[App and web page records]
== Segment start ==

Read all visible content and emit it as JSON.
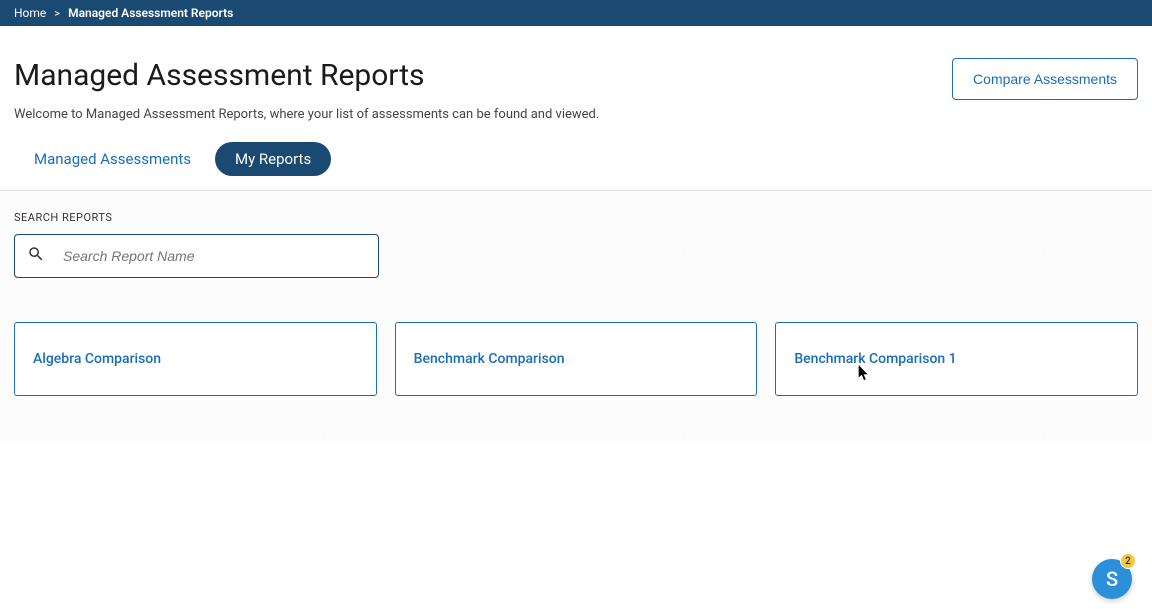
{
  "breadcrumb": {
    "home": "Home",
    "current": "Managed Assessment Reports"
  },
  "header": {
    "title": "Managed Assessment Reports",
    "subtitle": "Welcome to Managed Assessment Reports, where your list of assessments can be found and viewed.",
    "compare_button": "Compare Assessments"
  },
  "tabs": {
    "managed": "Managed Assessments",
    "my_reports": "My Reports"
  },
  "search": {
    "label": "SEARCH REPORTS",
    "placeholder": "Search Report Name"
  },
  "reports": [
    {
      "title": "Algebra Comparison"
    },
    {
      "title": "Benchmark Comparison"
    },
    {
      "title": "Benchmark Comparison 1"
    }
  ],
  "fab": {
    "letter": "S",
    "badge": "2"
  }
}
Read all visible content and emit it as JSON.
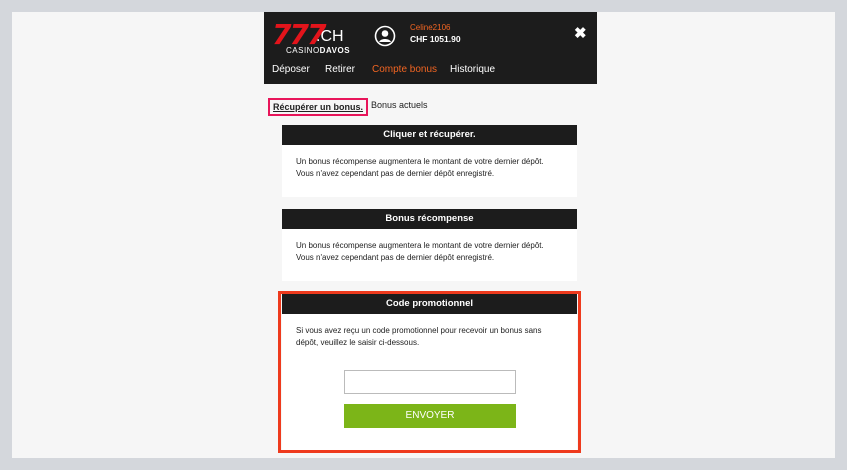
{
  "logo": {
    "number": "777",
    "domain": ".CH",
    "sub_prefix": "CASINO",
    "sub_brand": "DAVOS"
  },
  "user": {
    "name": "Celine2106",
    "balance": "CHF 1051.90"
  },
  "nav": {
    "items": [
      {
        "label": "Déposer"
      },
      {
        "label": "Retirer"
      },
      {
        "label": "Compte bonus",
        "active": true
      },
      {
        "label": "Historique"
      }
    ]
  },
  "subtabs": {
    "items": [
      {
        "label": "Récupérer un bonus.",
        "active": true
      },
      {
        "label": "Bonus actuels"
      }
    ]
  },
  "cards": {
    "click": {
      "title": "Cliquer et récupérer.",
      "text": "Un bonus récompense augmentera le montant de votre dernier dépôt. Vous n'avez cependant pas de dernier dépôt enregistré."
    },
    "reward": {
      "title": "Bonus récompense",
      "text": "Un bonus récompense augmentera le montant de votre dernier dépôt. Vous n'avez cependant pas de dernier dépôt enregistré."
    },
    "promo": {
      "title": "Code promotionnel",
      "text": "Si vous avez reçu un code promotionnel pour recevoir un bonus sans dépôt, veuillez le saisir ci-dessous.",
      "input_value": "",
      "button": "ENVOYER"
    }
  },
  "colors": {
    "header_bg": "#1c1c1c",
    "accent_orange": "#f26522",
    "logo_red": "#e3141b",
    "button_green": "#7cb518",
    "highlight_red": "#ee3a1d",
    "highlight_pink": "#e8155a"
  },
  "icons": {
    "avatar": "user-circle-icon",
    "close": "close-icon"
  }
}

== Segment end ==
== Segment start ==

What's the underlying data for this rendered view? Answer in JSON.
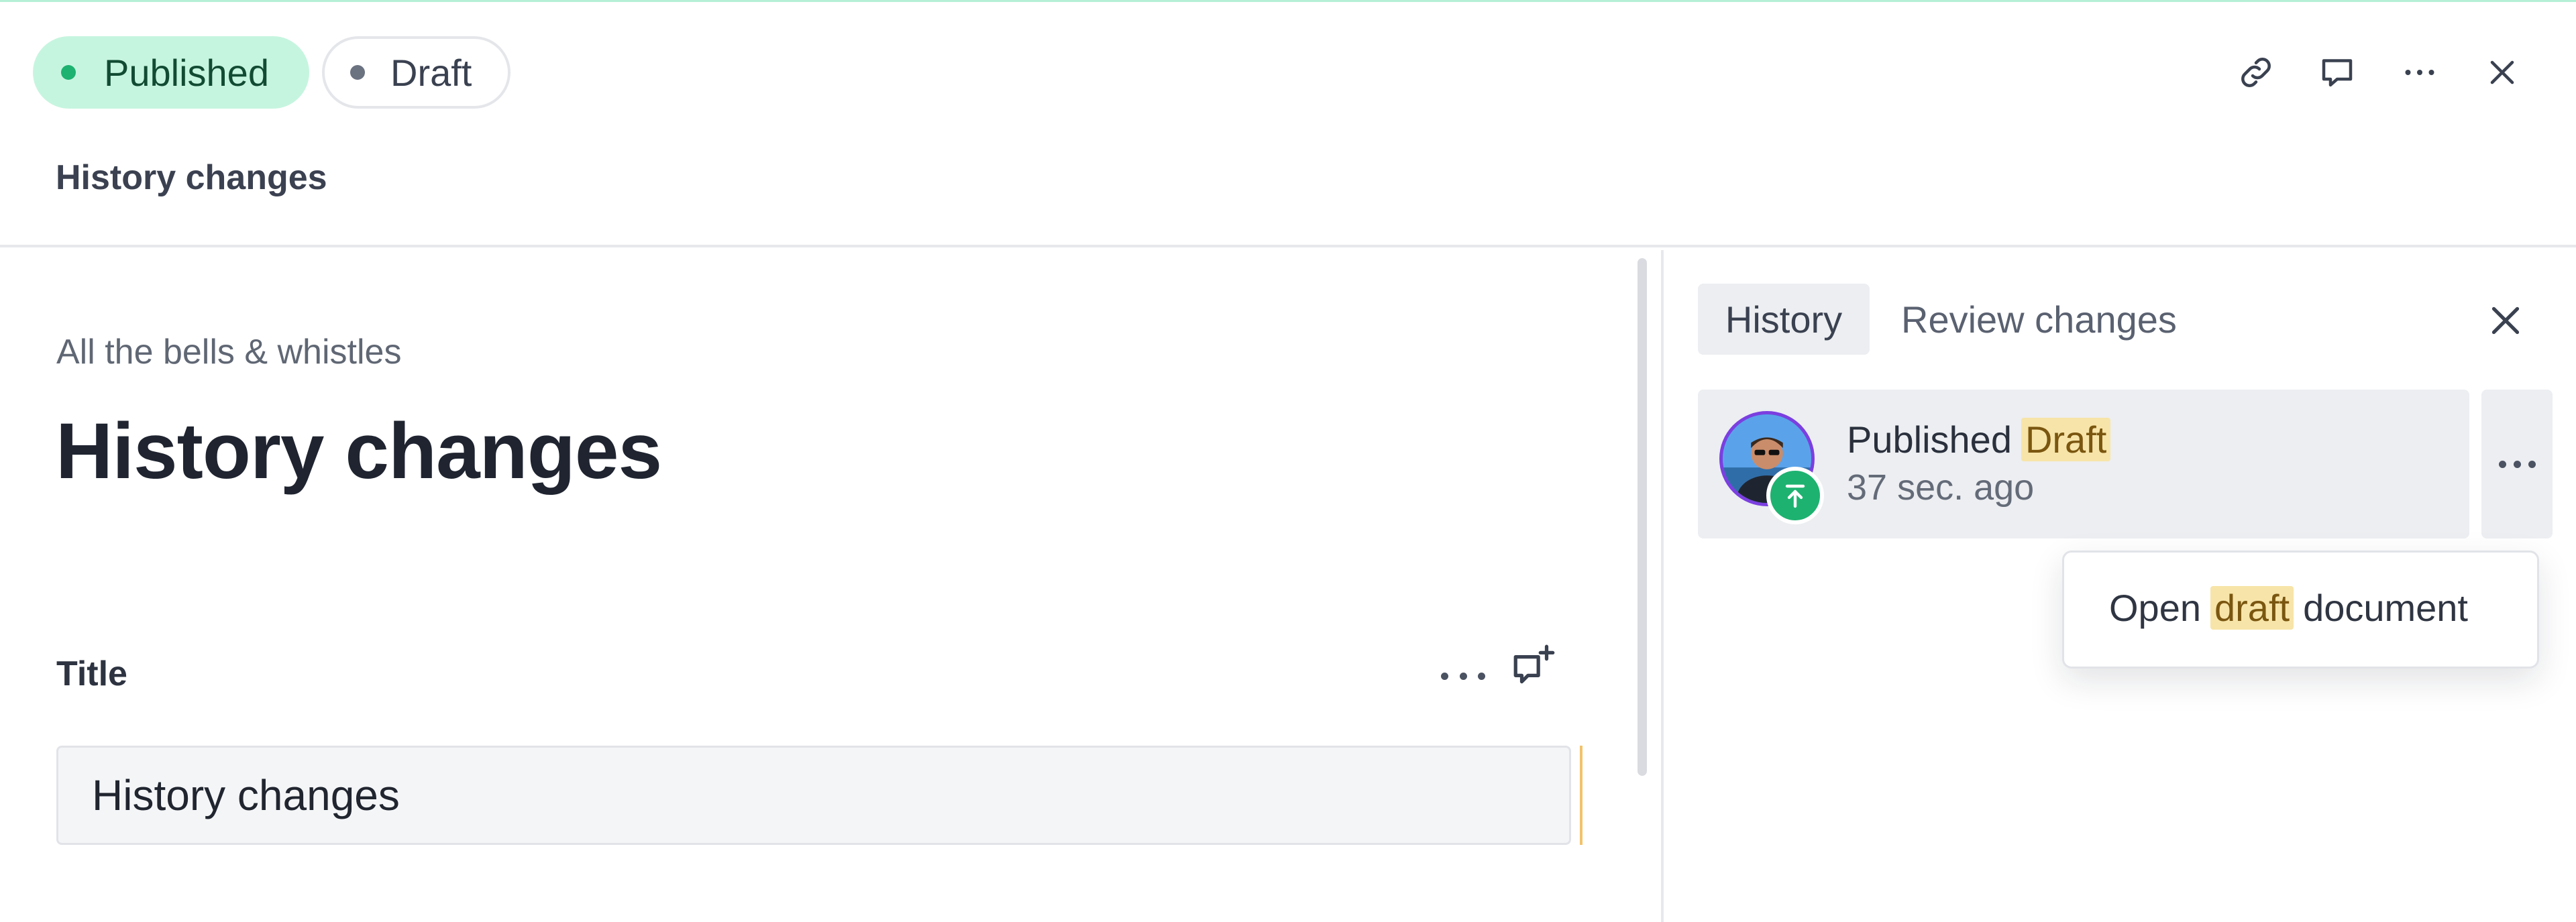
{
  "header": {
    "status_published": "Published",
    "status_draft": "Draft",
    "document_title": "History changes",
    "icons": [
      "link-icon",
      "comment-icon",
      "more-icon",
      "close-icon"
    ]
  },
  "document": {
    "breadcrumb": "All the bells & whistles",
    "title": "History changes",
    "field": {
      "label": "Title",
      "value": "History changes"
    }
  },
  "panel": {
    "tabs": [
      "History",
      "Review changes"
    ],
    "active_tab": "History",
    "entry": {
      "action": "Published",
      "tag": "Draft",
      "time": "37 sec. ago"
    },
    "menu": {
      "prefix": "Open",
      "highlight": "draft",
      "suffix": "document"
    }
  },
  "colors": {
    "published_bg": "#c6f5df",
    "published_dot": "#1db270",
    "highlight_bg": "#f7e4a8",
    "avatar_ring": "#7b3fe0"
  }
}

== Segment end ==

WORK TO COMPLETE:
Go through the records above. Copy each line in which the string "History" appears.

EXERCISE RESPONSE:
    "document_title": "History changes",
    "title": "History changes",
      "value": "History changes"
      "History",
    "active_tab": "History",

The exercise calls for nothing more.